Directions: Would you copy the listing below exactly, keeping the pictures out?

====

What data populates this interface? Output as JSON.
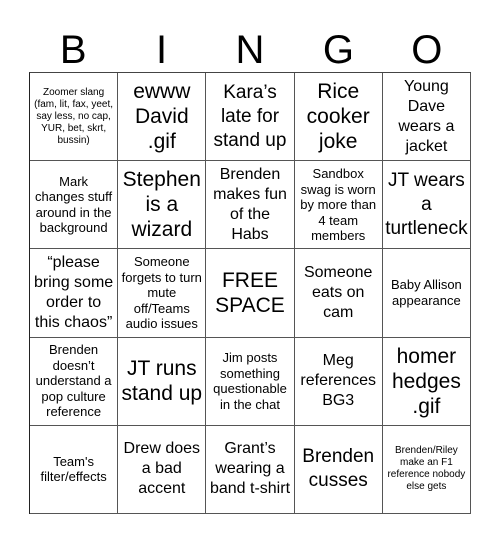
{
  "header": [
    "B",
    "I",
    "N",
    "G",
    "O"
  ],
  "cells": [
    {
      "text": "Zoomer slang (fam, lit, fax, yeet, say less, no cap, YUR, bet, skrt, bussin)",
      "size": "xs"
    },
    {
      "text": "ewww David .gif",
      "size": "xl"
    },
    {
      "text": "Kara’s late for stand up",
      "size": "lg"
    },
    {
      "text": "Rice cooker joke",
      "size": "xl"
    },
    {
      "text": "Young Dave wears a jacket",
      "size": "md"
    },
    {
      "text": "Mark changes stuff around in the background",
      "size": "sm"
    },
    {
      "text": "Stephen is a wizard",
      "size": "xl"
    },
    {
      "text": "Brenden makes fun of the Habs",
      "size": "md"
    },
    {
      "text": "Sandbox swag is worn by more than 4 team members",
      "size": "sm"
    },
    {
      "text": "JT wears a turtleneck",
      "size": "lg"
    },
    {
      "text": "“please bring some order to this chaos”",
      "size": "md"
    },
    {
      "text": "Someone forgets to turn mute off/Teams audio issues",
      "size": "sm"
    },
    {
      "text": "FREE SPACE",
      "size": "xl"
    },
    {
      "text": "Someone eats on cam",
      "size": "md"
    },
    {
      "text": "Baby Allison appearance",
      "size": "sm"
    },
    {
      "text": "Brenden doesn’t understand a pop culture reference",
      "size": "sm"
    },
    {
      "text": "JT runs stand up",
      "size": "xl"
    },
    {
      "text": "Jim posts something questionable in the chat",
      "size": "sm"
    },
    {
      "text": "Meg references BG3",
      "size": "md"
    },
    {
      "text": "homer hedges .gif",
      "size": "xl"
    },
    {
      "text": "Team's filter/effects",
      "size": "sm"
    },
    {
      "text": "Drew does a bad accent",
      "size": "md"
    },
    {
      "text": "Grant’s wearing a band t-shirt",
      "size": "md"
    },
    {
      "text": "Brenden cusses",
      "size": "lg"
    },
    {
      "text": "Brenden/Riley make an F1 reference nobody else gets",
      "size": "xs"
    }
  ]
}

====

Exercise output:
What data populates this interface? Output as JSON.
{
  "header": [
    "B",
    "I",
    "N",
    "G",
    "O"
  ],
  "cells": [
    {
      "text": "Zoomer slang (fam, lit, fax, yeet, say less, no cap, YUR, bet, skrt, bussin)",
      "size": "xs"
    },
    {
      "text": "ewww David .gif",
      "size": "xl"
    },
    {
      "text": "Kara’s late for stand up",
      "size": "lg"
    },
    {
      "text": "Rice cooker joke",
      "size": "xl"
    },
    {
      "text": "Young Dave wears a jacket",
      "size": "md"
    },
    {
      "text": "Mark changes stuff around in the background",
      "size": "sm"
    },
    {
      "text": "Stephen is a wizard",
      "size": "xl"
    },
    {
      "text": "Brenden makes fun of the Habs",
      "size": "md"
    },
    {
      "text": "Sandbox swag is worn by more than 4 team members",
      "size": "sm"
    },
    {
      "text": "JT wears a turtleneck",
      "size": "lg"
    },
    {
      "text": "“please bring some order to this chaos”",
      "size": "md"
    },
    {
      "text": "Someone forgets to turn mute off/Teams audio issues",
      "size": "sm"
    },
    {
      "text": "FREE SPACE",
      "size": "xl"
    },
    {
      "text": "Someone eats on cam",
      "size": "md"
    },
    {
      "text": "Baby Allison appearance",
      "size": "sm"
    },
    {
      "text": "Brenden doesn’t understand a pop culture reference",
      "size": "sm"
    },
    {
      "text": "JT runs stand up",
      "size": "xl"
    },
    {
      "text": "Jim posts something questionable in the chat",
      "size": "sm"
    },
    {
      "text": "Meg references BG3",
      "size": "md"
    },
    {
      "text": "homer hedges .gif",
      "size": "xl"
    },
    {
      "text": "Team's filter/effects",
      "size": "sm"
    },
    {
      "text": "Drew does a bad accent",
      "size": "md"
    },
    {
      "text": "Grant’s wearing a band t-shirt",
      "size": "md"
    },
    {
      "text": "Brenden cusses",
      "size": "lg"
    },
    {
      "text": "Brenden/Riley make an F1 reference nobody else gets",
      "size": "xs"
    }
  ]
}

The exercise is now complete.